While Pakistan's involvement in Indian elections isn't new, it has taken on a more prominent role in the past.

The two countries have had a strained relationship since their independence in 1947, marked by three major wars and ongoing tensions over Kashmir.

In the 2019 election, Modi's campaign heavily focused on Pakistan, particularly following a terrorist attack in Indian-administered Kashmir that led to military escalation between the two countries.

Despite this renewed focus on Pakistan in the current election campaign, some analysts suggest that India's primary foreign policy challenge now lies with China, particularly after border clashes in 2020 resulted in Indian territorial losses.

What unfolds if the BJP secures victory once more?

Numerous opinion polls indicate that Modi and the BJP stand as strong contenders to clinch power for a third term.

In such a scenario, according to Chaudhry, the former Pakistani minister, already fragile bilateral relations would likely deteriorate further.

"If the BJP and Modi triumph in the elections as they are confidently predicting, it's improbable that relations with Pakistan will see any improvement; rather, they might worsen," he remarked.

However, some analysts propose a different perspective. Despite Modi's rhetoric, they argue that Pakistan's deep-rooted economic challenges and India's growing concerns regarding China's threat provide both New Delhi and Islamabad with a motive to substantially enhance their relations.

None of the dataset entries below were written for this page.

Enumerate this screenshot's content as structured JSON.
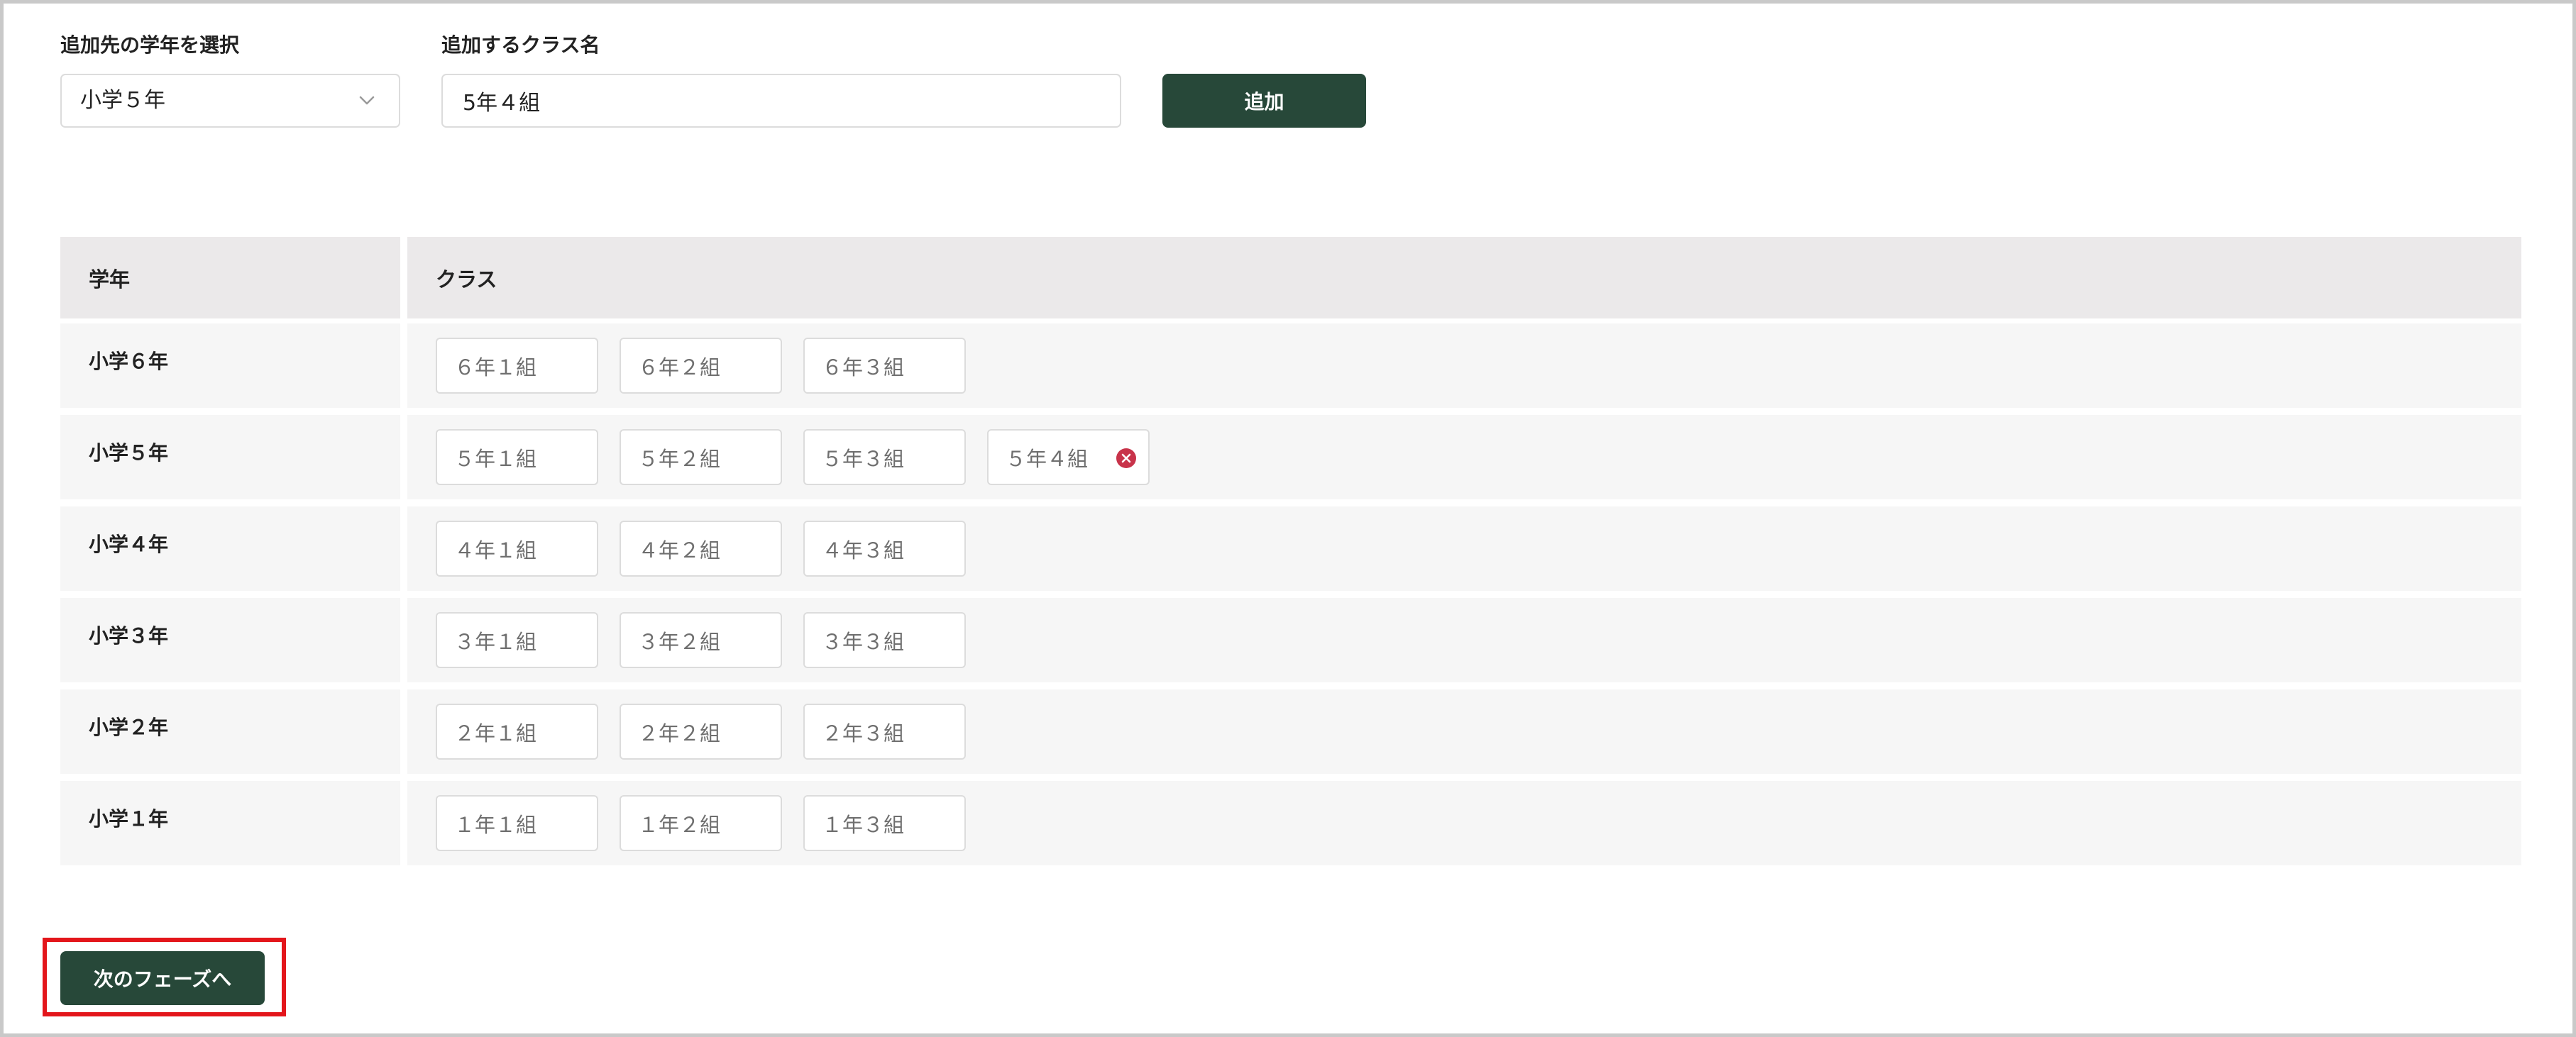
{
  "form": {
    "grade_label": "追加先の学年を選択",
    "grade_selected": "小学５年",
    "class_name_label": "追加するクラス名",
    "class_name_value": "5年４組",
    "add_button": "追加"
  },
  "table": {
    "header_grade": "学年",
    "header_classes": "クラス",
    "rows": [
      {
        "grade": "小学６年",
        "classes": [
          "６年１組",
          "６年２組",
          "６年３組"
        ]
      },
      {
        "grade": "小学５年",
        "classes": [
          "５年１組",
          "５年２組",
          "５年３組",
          "５年４組"
        ]
      },
      {
        "grade": "小学４年",
        "classes": [
          "４年１組",
          "４年２組",
          "４年３組"
        ]
      },
      {
        "grade": "小学３年",
        "classes": [
          "３年１組",
          "３年２組",
          "３年３組"
        ]
      },
      {
        "grade": "小学２年",
        "classes": [
          "２年１組",
          "２年２組",
          "２年３組"
        ]
      },
      {
        "grade": "小学１年",
        "classes": [
          "１年１組",
          "１年２組",
          "１年３組"
        ]
      }
    ]
  },
  "footer": {
    "next_button": "次のフェーズへ"
  },
  "colors": {
    "primary": "#274839",
    "remove": "#c8334a",
    "highlight": "#e3161b"
  },
  "icons": {
    "select_chevron": "chevron-down-icon",
    "chip_remove": "close-circle-icon"
  }
}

Walter Ladwig, noting past attempts by several Indian administrations to foster better ties with Pakistan, highlighted Modi's potential legacy aspirations in his third term. Ladwig suggested that "some form of enduring reconciliation with Pakistan" could align with Modi's long-term objectives.